- Add Go to Page (or Next/Back, if you prefer) actions to each button. You may also want to add a Go to (empty) State
- Add an action to trigger the hiding and showing of the menu.

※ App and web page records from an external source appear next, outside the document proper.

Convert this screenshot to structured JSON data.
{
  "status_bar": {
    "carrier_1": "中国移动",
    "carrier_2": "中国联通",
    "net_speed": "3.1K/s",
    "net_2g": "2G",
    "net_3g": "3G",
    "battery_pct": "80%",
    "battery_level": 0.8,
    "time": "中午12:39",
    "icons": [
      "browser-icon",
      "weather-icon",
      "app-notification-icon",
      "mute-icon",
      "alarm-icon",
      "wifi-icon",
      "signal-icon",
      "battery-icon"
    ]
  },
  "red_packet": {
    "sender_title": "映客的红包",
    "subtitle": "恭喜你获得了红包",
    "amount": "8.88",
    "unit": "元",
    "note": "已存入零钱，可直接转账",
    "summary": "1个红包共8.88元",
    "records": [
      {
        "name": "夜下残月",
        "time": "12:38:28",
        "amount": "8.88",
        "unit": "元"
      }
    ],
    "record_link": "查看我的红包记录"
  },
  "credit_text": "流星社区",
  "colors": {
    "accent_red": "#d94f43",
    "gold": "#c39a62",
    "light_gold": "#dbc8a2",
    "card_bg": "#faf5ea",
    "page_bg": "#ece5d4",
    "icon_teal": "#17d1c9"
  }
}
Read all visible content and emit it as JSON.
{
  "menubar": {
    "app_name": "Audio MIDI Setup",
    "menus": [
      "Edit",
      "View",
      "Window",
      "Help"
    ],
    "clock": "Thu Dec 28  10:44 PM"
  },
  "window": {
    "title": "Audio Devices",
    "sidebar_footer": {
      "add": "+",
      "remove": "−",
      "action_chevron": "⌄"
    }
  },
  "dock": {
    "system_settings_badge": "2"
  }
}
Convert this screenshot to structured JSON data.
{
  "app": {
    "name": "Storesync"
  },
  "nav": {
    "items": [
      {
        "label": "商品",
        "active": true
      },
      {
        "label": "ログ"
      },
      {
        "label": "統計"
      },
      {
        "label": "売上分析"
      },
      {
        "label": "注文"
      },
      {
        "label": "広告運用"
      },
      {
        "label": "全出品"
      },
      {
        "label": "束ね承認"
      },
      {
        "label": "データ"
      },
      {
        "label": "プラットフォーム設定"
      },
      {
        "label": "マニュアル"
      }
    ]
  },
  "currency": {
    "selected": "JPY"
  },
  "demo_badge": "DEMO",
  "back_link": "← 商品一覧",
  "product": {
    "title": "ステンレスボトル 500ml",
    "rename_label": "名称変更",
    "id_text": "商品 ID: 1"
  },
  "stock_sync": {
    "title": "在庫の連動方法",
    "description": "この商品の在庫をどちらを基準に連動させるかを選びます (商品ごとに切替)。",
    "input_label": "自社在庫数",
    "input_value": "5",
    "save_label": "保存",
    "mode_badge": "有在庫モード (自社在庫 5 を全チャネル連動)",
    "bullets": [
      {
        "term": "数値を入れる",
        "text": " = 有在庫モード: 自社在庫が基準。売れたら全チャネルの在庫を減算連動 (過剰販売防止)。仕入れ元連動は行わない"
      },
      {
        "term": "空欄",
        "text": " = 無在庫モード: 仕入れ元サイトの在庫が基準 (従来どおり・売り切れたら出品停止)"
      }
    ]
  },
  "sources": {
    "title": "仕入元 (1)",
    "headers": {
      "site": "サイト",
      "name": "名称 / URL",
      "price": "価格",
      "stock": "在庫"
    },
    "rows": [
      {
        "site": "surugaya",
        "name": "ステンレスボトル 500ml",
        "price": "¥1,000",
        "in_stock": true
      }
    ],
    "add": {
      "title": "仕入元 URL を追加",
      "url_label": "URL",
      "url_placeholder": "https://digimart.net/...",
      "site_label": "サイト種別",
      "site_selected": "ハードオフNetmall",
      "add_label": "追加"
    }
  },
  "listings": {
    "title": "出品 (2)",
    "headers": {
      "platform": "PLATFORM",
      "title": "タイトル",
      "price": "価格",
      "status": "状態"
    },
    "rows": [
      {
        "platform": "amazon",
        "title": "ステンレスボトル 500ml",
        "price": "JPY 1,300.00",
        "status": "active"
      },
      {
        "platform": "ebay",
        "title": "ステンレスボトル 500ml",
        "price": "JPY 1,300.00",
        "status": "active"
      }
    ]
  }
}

If you have a single “toggle menu” button and a two-state MSO, you can use Go to Next State
- Apply the Master page to the pages where you want the menu to appear.
* Yes, a button can have multiple actions. 🙂
The Extra Mile
You can also create a sequenced animation within the menu state of the MSO to visually “build” the menu onto the screen.
in5, FXL ePub, PO.
Interactive PDF cannot be used because it does not support MSOs.
Tip: If you absolutely have to create a PDF-compatible version, you can use hide and show buttons.
More UX Design Patterns for InDesign
Do you want to learn how to create more working User Experience (UX) and User Interface (UI) elements from InDesign without coding?
Check out the complete InDesign UX Design Patterns guide (it’s free with an email sign-up).
Get the guide
Check on this new video on how automate the exporting of HTML5 from InDesign using in5’s API.
The scripting automation makes it easy to batch process large numbers of InDesign files.
You can test out the API with the free trial of in5.
I love seeing what people are making with in5. It absolutely blows me away!
Check out the video below to see a walk-through of some of the great sites and apps that designers are exporting from InDesign using in5.
Check out in5 >>
SimpleHTML is a new tool for InDesign that exports bare naked HTML from a Text Frame or Story.
There’s no <head> or <body> tag, no classes, no <div> wrappers, no clutter—just the HTML that you need to paste into a blog post (or email) editor.
The banner above this text was made with Adobe InDesign.
Yes, InDesign. The page layout tool.
InDesign Hidden Gems
While InDesign is known for print layout, it also has extensive interactive capabilities, including:
- An Easy-to-use Animation Panel
- A Timing Panel to create sequenced animation
- The ability to create different Object States that change with interaction
- Interactive actions for Buttons and Form Elements
Just because InDesign was originally conceived as a page layout tool, doesn’t mean you have to create things that look like books.
In this article, I’ll show you how use InDesign’s interactive features and the in5 HTML5 export to create a web banner.